What you are asked to do
Search the material below for the string "close" and list each line that holds it.

Available data
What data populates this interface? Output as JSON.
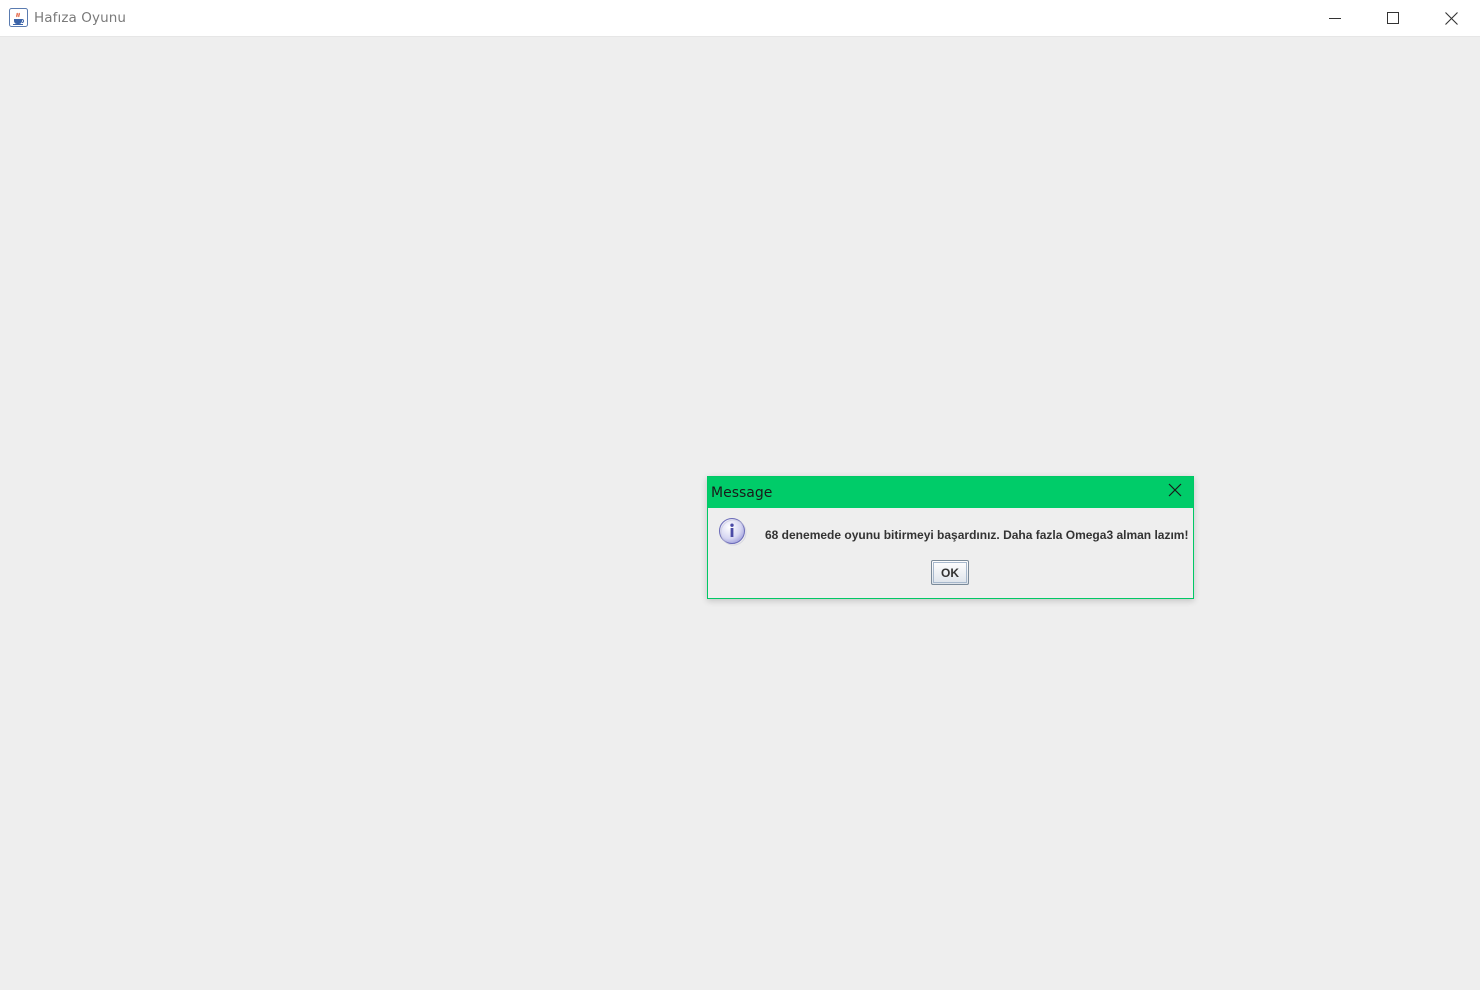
{
  "window": {
    "title": "Hafıza Oyunu",
    "icon": "java-cup-icon",
    "controls": {
      "minimize_icon": "minimize-icon",
      "maximize_icon": "maximize-icon",
      "close_icon": "close-icon"
    }
  },
  "dialog": {
    "title": "Message",
    "close_icon": "close-icon",
    "message_icon": "info-icon",
    "message": "68 denemede oyunu bitirmeyi başardınız. Daha fazla Omega3 alman lazım!",
    "ok_label": "OK",
    "accent_color": "#00cc69"
  }
}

Exercise solution
      "close_icon": "close-icon"
    "close_icon": "close-icon",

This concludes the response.